Monetary items are assets or liabilities that are fixed or can be determined into a fixed amount of money. They are measured in terms of money and can be readily used for buying and selling goods and services. Monetary items have a value that is stated or fixed in terms of an amount of currency.
Examples of monetary items are:
- Monetary Assets: These include cash, bank deposits, accounts receivable, and notes receivable.
- Monetary Liabilities: These include accounts payable, wages payable, rent payable, interest payable, bank loans, and long-term debts.
The defining characteristic of monetary items is that they represent a fixed or determinable amount of money. This means that they either already represent an amount of money (like cash) or they can be converted into a specific amount of money (like accounts receivable, which will be converted into cash when the customer pays their invoice).
In terms of financial reporting, monetary items are typically reported at their nominal (or face value) amount, not their current market or fair value. This is because their value is fixed in terms of money, regardless of changes in price levels or exchange rates. In contrast, non-monetary items, like property, plant, and equipment, inventory, or equity investments, can fluctuate in value over time due to various factors like changes in the market, physical deterioration, or improvements.
Example of a Monetary Item
Let’s use a hypothetical company, DEF Inc., to provide an example of monetary items.
Assume DEF Inc.’s balance sheet includes the following:
- Cash: DEF Inc. has $150,000 in cash.
- Accounts Receivable: DEF Inc. has sold goods worth $200,000 to its customers on credit, and these customers are yet to pay for the goods.
- Notes Receivable: DEF Inc. provided a short-term loan of $50,000 to another company, which is due to be repaid within a year.
- Accounts Payable: DEF Inc. owes $100,000 to its suppliers for purchases made on credit.
- Wages Payable: DEF Inc. owes $50,000 in wages to its employees, which will be paid in the next payroll cycle.
- Bank Loan: DEF Inc. has a bank loan of $200,000 which it needs to repay over the next few years.
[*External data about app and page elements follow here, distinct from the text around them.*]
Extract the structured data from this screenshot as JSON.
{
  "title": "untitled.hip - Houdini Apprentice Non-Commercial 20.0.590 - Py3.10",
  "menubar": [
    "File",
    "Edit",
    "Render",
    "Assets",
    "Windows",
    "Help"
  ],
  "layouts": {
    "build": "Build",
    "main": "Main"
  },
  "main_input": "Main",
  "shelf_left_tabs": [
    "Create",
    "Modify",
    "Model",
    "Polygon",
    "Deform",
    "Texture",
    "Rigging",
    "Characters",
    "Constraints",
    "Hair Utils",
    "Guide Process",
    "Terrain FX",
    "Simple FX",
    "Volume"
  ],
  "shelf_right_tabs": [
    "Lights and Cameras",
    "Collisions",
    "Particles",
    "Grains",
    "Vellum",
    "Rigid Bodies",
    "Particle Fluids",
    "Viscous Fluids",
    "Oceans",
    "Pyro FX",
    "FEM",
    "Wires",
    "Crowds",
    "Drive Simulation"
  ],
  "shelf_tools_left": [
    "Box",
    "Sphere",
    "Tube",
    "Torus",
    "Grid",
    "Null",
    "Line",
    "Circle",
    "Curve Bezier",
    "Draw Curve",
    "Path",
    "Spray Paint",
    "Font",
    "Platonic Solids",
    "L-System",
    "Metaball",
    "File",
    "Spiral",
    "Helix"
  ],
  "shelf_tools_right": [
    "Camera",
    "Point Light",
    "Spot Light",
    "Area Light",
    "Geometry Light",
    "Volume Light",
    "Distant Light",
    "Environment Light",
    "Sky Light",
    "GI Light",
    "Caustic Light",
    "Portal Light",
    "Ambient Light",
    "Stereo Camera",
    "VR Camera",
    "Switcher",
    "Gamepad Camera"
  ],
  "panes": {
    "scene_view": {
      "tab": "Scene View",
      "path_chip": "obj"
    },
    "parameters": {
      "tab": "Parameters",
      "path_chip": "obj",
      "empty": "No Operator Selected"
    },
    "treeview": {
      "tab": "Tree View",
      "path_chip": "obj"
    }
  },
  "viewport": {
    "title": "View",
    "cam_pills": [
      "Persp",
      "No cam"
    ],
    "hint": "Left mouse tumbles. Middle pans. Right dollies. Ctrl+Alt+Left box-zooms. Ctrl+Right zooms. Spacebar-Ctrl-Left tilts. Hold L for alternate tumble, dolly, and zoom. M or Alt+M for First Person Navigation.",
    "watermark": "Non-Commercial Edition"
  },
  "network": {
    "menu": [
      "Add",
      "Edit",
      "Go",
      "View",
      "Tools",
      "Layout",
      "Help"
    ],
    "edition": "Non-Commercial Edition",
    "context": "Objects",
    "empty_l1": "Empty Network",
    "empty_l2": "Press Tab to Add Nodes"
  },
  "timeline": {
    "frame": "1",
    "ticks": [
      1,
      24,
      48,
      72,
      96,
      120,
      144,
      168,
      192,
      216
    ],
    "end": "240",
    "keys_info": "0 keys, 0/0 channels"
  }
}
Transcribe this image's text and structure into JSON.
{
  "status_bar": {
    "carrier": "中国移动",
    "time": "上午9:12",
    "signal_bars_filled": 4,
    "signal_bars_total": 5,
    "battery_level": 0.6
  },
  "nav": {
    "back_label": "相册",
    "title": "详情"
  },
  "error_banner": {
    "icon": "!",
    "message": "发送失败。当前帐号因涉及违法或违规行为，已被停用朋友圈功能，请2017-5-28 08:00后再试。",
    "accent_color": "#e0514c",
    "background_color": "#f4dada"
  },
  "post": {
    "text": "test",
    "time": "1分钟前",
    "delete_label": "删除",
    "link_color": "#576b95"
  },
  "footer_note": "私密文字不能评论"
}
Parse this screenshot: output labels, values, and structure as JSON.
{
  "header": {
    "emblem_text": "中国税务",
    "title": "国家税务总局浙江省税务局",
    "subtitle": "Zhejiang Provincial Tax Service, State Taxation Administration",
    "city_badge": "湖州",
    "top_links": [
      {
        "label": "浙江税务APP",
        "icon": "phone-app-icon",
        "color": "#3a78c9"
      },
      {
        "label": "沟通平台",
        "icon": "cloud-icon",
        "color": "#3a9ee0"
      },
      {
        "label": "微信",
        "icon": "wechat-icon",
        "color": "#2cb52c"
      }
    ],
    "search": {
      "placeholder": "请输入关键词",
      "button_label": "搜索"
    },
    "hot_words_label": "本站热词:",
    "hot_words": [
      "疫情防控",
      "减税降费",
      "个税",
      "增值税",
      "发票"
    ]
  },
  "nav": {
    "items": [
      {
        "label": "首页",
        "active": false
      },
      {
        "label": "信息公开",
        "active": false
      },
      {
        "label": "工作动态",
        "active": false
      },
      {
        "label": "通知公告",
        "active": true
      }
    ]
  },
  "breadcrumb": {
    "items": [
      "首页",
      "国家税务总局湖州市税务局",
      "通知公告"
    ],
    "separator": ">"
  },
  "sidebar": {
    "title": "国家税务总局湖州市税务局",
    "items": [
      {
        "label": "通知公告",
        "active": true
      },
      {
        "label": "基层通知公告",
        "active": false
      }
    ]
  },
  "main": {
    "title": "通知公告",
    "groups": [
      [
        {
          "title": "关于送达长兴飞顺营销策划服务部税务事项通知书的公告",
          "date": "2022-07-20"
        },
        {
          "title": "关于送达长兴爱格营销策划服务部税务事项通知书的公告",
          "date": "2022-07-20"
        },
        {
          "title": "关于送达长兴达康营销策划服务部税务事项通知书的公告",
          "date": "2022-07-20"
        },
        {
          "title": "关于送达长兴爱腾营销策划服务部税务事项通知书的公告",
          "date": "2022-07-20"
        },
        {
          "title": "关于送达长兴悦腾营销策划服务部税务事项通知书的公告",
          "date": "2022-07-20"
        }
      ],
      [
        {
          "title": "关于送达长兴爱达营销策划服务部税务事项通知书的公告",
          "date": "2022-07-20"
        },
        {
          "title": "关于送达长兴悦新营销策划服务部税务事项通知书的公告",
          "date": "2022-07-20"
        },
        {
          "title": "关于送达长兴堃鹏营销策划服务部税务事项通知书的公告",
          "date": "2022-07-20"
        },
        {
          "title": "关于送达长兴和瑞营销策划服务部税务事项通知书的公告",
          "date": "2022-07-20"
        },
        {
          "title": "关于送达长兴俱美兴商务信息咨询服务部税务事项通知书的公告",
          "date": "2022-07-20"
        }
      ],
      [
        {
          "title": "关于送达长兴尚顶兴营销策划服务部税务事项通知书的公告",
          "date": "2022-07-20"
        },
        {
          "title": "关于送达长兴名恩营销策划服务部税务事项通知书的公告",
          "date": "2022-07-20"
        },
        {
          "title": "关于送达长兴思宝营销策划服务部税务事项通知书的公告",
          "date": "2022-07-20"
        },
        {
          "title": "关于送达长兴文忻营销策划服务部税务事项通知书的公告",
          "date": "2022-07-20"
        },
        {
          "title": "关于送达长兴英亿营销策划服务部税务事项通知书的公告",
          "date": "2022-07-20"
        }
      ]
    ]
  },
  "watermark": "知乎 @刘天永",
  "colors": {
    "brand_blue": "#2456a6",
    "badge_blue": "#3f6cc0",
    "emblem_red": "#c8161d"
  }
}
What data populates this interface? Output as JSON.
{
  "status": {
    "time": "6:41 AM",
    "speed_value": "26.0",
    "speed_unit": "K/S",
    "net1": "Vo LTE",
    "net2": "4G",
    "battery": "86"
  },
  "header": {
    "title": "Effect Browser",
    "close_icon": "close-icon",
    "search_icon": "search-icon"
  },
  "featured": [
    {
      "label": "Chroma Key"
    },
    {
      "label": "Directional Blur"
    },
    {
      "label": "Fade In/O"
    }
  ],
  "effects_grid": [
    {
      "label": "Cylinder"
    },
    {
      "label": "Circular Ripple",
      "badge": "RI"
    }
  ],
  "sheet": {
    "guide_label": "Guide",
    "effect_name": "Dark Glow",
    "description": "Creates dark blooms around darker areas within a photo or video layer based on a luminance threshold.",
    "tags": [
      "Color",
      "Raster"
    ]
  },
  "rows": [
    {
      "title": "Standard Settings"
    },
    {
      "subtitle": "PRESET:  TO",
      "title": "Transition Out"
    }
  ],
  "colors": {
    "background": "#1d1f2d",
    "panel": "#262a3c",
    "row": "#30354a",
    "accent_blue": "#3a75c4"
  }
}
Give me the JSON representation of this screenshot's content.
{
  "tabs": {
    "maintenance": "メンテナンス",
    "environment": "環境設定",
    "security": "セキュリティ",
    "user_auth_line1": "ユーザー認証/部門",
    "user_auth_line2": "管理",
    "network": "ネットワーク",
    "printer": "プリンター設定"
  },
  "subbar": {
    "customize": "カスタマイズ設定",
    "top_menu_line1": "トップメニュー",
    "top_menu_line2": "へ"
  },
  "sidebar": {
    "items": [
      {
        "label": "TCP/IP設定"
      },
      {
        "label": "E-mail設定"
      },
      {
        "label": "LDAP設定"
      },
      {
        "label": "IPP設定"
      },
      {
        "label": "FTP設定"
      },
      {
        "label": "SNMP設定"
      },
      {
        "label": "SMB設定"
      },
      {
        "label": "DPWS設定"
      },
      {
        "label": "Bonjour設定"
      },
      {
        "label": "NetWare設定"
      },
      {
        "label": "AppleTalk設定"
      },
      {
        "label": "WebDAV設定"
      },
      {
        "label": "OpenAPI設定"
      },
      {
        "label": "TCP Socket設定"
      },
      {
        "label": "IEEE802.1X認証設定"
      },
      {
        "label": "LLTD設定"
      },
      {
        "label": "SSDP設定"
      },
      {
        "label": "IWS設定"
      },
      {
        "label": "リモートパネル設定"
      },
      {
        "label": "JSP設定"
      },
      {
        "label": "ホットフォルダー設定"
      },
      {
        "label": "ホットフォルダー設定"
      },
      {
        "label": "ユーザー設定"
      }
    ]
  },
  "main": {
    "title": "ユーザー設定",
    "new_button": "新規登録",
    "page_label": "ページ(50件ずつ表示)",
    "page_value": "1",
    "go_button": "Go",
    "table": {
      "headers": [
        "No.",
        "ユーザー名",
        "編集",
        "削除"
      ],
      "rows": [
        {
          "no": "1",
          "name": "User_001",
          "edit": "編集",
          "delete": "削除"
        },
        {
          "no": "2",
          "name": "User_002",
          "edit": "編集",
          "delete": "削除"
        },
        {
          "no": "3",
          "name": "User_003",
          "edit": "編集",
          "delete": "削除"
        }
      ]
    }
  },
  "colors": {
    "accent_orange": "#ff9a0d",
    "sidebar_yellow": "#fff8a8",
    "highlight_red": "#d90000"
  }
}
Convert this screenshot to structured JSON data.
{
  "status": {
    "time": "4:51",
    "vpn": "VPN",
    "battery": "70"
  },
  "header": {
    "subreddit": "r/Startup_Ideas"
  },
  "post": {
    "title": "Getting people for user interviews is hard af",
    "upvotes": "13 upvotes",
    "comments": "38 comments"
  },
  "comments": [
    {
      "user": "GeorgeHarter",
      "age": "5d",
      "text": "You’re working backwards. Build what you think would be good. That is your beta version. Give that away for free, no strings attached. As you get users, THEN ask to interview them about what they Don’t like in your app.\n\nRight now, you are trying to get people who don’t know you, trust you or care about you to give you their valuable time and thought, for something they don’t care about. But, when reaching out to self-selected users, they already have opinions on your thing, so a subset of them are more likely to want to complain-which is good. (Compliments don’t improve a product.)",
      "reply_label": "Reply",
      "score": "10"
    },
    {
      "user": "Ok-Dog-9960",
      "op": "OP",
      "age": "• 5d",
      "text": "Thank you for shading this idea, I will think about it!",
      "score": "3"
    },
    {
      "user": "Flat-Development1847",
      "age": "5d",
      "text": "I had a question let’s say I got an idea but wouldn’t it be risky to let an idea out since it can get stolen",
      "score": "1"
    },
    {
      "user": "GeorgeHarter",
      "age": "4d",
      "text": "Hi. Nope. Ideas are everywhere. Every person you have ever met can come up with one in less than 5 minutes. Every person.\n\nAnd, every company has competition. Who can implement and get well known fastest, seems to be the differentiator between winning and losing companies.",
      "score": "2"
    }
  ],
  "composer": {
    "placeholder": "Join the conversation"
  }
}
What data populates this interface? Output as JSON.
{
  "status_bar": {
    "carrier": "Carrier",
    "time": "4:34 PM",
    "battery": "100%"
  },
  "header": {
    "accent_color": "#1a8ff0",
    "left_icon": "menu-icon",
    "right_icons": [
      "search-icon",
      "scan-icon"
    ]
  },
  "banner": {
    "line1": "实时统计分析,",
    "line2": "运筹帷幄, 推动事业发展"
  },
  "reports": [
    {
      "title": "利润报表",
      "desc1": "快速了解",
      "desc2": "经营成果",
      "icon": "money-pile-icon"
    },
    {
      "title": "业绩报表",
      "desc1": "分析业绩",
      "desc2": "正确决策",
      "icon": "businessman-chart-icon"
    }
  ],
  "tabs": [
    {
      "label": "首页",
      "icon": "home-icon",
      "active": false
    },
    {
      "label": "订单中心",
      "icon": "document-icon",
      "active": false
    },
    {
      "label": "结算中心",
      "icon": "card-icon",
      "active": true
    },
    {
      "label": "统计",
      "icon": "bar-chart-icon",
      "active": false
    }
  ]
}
Each of these items is a monetary item because it either represents an amount of money (like cash), or it can be readily converted into a fixed amount of cash (like accounts receivable), or it’s an amount of money that needs to be paid (like accounts payable or a bank loan). Non-monetary items, such as buildings, vehicles, inventory, or goodwill, are not included in this list because their value cannot be readily converted into a fixed cash amount.